A thesis discussed at Luiss University raises the issue of the distinction between the tools and attitudes in play in local and international situations
Not just profit. This is a concept that has now been embraced by most production organisations. And yet it remains something that still needs to be consolidated, deeply understood, fully embraced by every company that wants to improve its corporate culture. Especially because ‘not just profit’ cannot and must not mean ‘no profit’. However, corporate social responsibility is a complex theme, and remains the subject of much discussion and literature. Accordingly, it is useful to have something to hand that can provide a simple summary of the steps taken so far. And this is what Guglielmo Costante Salerno’s thesis – discussed at the Department of Law, Chair of Methodology of Legal Science at Luiss University – serves to do (and it is very useful too).
‘Il dibattito sulla responsabilità d’impresa: ascesa, crisi, nuovi sviluppi’ (‘The debate on corporate responsibility: the rise, the crises and the new developments’) begins with the observation that profit has ‘historically been the main objective of business.’ ‘The business of business is business,’ the author reminds us, quoting Milton Friedman, and adding: ‘Taking this blatantly profit-focused vision – and as such, a vision that is also focused on the interests of shareholders – as a starting point, we discover that, over the years, other operators have assumed a key role in establishing the area of activity in which the individual companies will be focused. These subjects, or stakeholders, represent the all the people who, although not partners in the business, have a vested interest in the company in question.’ In addition to this, Salerno explains how it was necessary for the vision of the company and its activity ‘to collide with the increasing role that ethics was playing in economic activities on the one hand, and on the other, with the greater attention focused on the effects of economic activity on society, including by business.’
As such, the thesis travels back through the different stages of the journey that has made corporate social responsibility what it is today, with particular emphasis on the legal and economic aspects of the issue.
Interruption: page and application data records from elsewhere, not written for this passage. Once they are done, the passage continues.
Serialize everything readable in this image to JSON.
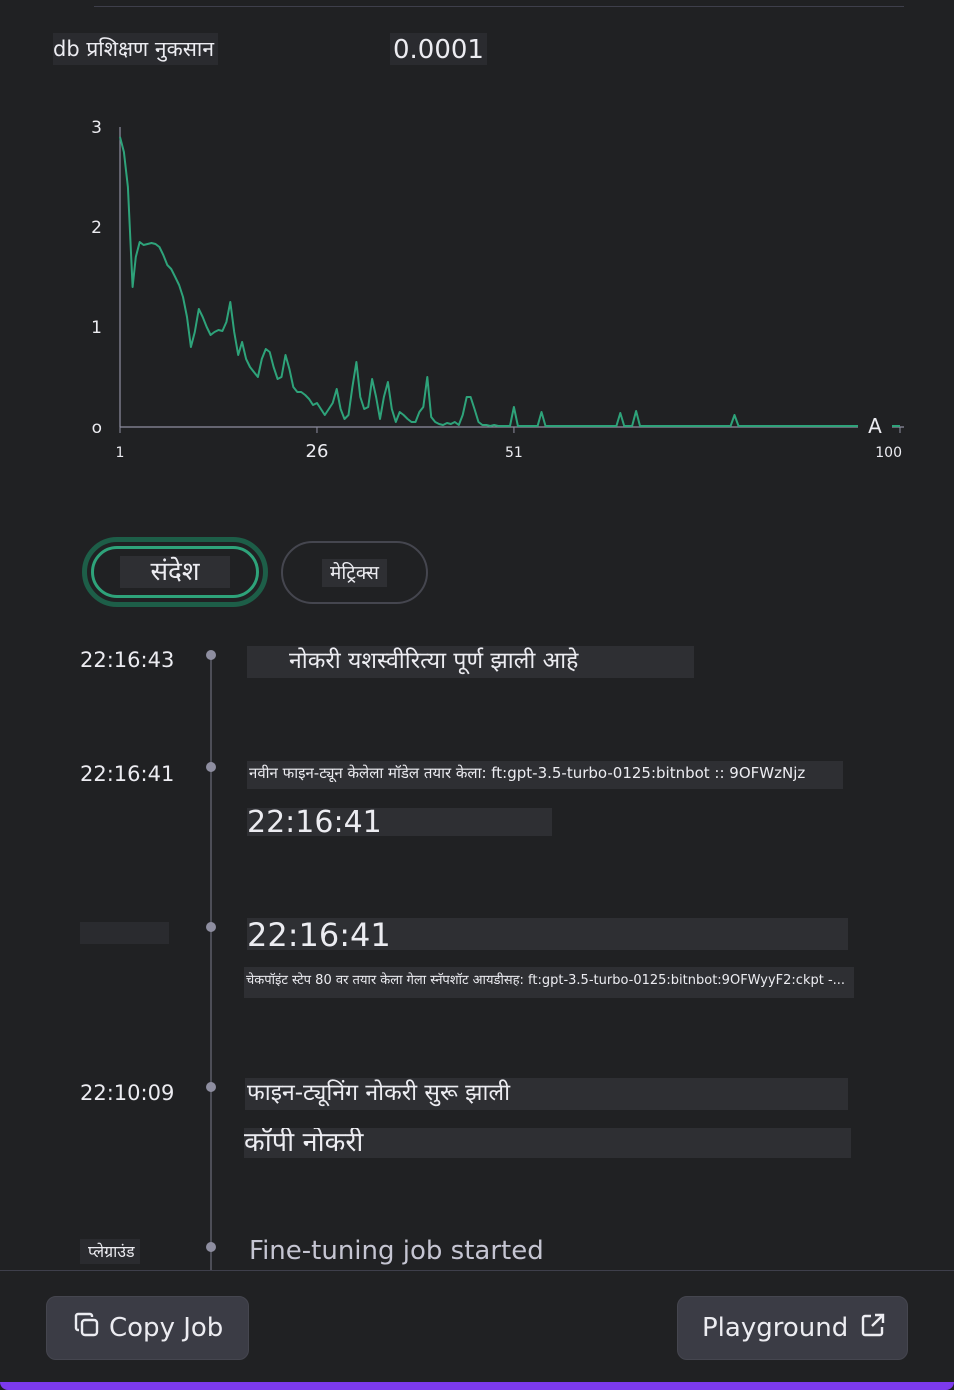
{
  "metric": {
    "label": "db प्रशिक्षण नुकसान",
    "value": "0.0001"
  },
  "chart_data": {
    "type": "line",
    "title": "",
    "xlabel": "",
    "ylabel": "",
    "xlim": [
      1,
      100
    ],
    "ylim": [
      0,
      3
    ],
    "y_ticks": [
      "3",
      "2",
      "1",
      "o"
    ],
    "x_ticks": [
      "1",
      "26",
      "51",
      "100"
    ],
    "marker_label": "A",
    "line_color": "#2ea37a",
    "series": [
      {
        "x": [
          1,
          1.5,
          2,
          2.6,
          3,
          3.5,
          4,
          4.5,
          5,
          5.5,
          6,
          6.5,
          7,
          7.5,
          8,
          8.5,
          9,
          9.5,
          10,
          10.5,
          11,
          11.5,
          12,
          12.5,
          13,
          13.5,
          14,
          14.5,
          15,
          15.5,
          16,
          16.5,
          17,
          17.5,
          18,
          18.5,
          19,
          19.5,
          20,
          20.5,
          21,
          21.5,
          22,
          22.5,
          23,
          23.5,
          24,
          24.5,
          25,
          25.5,
          26,
          26.5,
          27,
          27.5,
          28,
          28.5,
          29,
          29.5,
          30,
          30.5,
          31,
          31.5,
          32,
          32.5,
          33,
          33.5,
          34,
          34.5,
          35,
          35.5,
          36,
          36.5,
          37,
          37.5,
          38,
          38.5,
          39,
          39.5,
          40,
          40.5,
          41,
          41.5,
          42,
          42.5,
          43,
          43.5,
          44,
          44.5,
          45,
          45.5,
          46,
          46.5,
          47,
          47.5,
          48,
          48.5,
          49,
          49.5,
          50,
          50.5,
          51,
          51.5,
          52,
          52.5,
          53,
          53.5,
          54,
          54.5,
          55,
          55.5,
          56,
          56.5,
          57,
          57.5,
          58,
          58.5,
          59,
          59.5,
          60,
          60.5,
          61,
          61.5,
          62,
          62.5,
          63,
          63.5,
          64,
          64.5,
          65,
          65.5,
          66,
          66.5,
          67,
          67.5,
          68,
          68.5,
          69,
          69.5,
          70,
          70.5,
          71,
          71.5,
          72,
          72.5,
          73,
          73.5,
          74,
          74.5,
          75,
          75.5,
          76,
          76.5,
          77,
          77.5,
          78,
          78.5,
          79,
          79.5,
          80,
          80.5,
          81,
          81.5,
          82,
          82.5,
          83,
          83.5,
          84,
          84.5,
          85,
          85.5,
          86,
          86.5,
          87,
          87.5,
          88,
          88.5,
          89,
          89.5,
          90,
          90.5,
          91,
          91.5,
          92,
          92.5,
          93,
          93.5,
          94,
          94.5,
          95,
          95.5,
          96,
          96.5,
          97,
          97.5,
          98,
          98.5,
          99,
          99.5,
          100
        ],
        "y": [
          2.9,
          2.75,
          2.4,
          1.4,
          1.7,
          1.85,
          1.82,
          1.83,
          1.84,
          1.83,
          1.8,
          1.72,
          1.62,
          1.58,
          1.5,
          1.42,
          1.3,
          1.1,
          0.8,
          0.95,
          1.18,
          1.1,
          1.0,
          0.92,
          0.95,
          0.97,
          0.96,
          1.05,
          1.25,
          0.95,
          0.72,
          0.85,
          0.68,
          0.6,
          0.55,
          0.5,
          0.68,
          0.78,
          0.75,
          0.6,
          0.48,
          0.5,
          0.72,
          0.58,
          0.4,
          0.35,
          0.35,
          0.32,
          0.28,
          0.22,
          0.24,
          0.18,
          0.12,
          0.18,
          0.24,
          0.38,
          0.18,
          0.08,
          0.12,
          0.4,
          0.65,
          0.3,
          0.18,
          0.2,
          0.48,
          0.3,
          0.08,
          0.3,
          0.45,
          0.18,
          0.05,
          0.15,
          0.12,
          0.08,
          0.05,
          0.05,
          0.15,
          0.2,
          0.5,
          0.1,
          0.05,
          0.03,
          0.02,
          0.04,
          0.03,
          0.05,
          0.02,
          0.12,
          0.3,
          0.3,
          0.18,
          0.05,
          0.02,
          0.02,
          0.01,
          0.02,
          0.01,
          0.01,
          0.01,
          0.01,
          0.2,
          0.01,
          0.01,
          0.01,
          0.01,
          0.01,
          0.01,
          0.15,
          0.01,
          0.01,
          0.01,
          0.01,
          0.01,
          0.01,
          0.01,
          0.01,
          0.01,
          0.01,
          0.01,
          0.01,
          0.01,
          0.01,
          0.01,
          0.01,
          0.01,
          0.01,
          0.01,
          0.14,
          0.01,
          0.01,
          0.01,
          0.16,
          0.01,
          0.01,
          0.01,
          0.01,
          0.01,
          0.01,
          0.01,
          0.01,
          0.01,
          0.01,
          0.01,
          0.01,
          0.01,
          0.01,
          0.01,
          0.01,
          0.01,
          0.01,
          0.01,
          0.01,
          0.01,
          0.01,
          0.01,
          0.01,
          0.12,
          0.01,
          0.01,
          0.01,
          0.01,
          0.01,
          0.01,
          0.01,
          0.01,
          0.01,
          0.01,
          0.01,
          0.01,
          0.01,
          0.01,
          0.01,
          0.01,
          0.01,
          0.01,
          0.01,
          0.01,
          0.01,
          0.01,
          0.01,
          0.01,
          0.01,
          0.01,
          0.01,
          0.01,
          0.01,
          0.01,
          0.01,
          0.01,
          0.01,
          0.01,
          0.01,
          0.01,
          0.01,
          0.01,
          0.01,
          0.01,
          0.01,
          0.01
        ]
      }
    ]
  },
  "tabs": [
    {
      "label": "संदेश",
      "active": true
    },
    {
      "label": "मेट्रिक्स",
      "active": false
    }
  ],
  "events": [
    {
      "time": "22:16:43",
      "lines": [
        "नोकरी यशस्वीरित्या पूर्ण झाली आहे"
      ]
    },
    {
      "time": "22:16:41",
      "lines": [
        "नवीन फाइन-ट्यून केलेला मॉडेल तयार केला: ft:gpt-3.5-turbo-0125:bitnbot :: 9OFWzNjz",
        "22:16:41"
      ]
    },
    {
      "time": "",
      "lines": [
        "22:16:41",
        "चेकपॉइंट स्टेप 80 वर तयार केला गेला स्नॅपशॉट आयडीसह: ft:gpt-3.5-turbo-0125:bitnbot:9OFWyyF2:ckpt -..."
      ]
    },
    {
      "time": "22:10:09",
      "lines": [
        "फाइन-ट्यूनिंग नोकरी सुरू झाली",
        "कॉपी नोकरी"
      ]
    },
    {
      "time": "प्लेग्राउंड",
      "lines": [
        "Fine-tuning job started"
      ]
    }
  ],
  "footer": {
    "copy_label": "Copy Job",
    "playground_label": "Playground"
  }
}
In his conclusions, the author provides the following explanation: ‘What has emerged from this analysis is that just as it is true that the future of the economy will most likely be increasingly dependent on the issues relating to corporate responsibility, it is also true that currently, public opinion and perhaps the regulations of individual states have more influence on the choice made by companies as to whether or not to adopt socially responsible models than the international framework; although the latter has deeply noble intentions, it unfortunately still lacks the binding power that stops efforts made in this direction almost all being in vain.’ This is akin to pointing to a sort of dual speed between awareness and the national and international legal instruments implemented on a subject that has in any case become a global issue.
Il dibattito sulla responsabilità d’impresa: ascesa, crisi, nuovi sviluppi (‘The debate on corporate responsibility: the rise, the crises and the new developments’)
Guglielmo Costante Salerno
Thesis, Luiss University, Department of Law, Chair of Methodology of Legal Science, 2019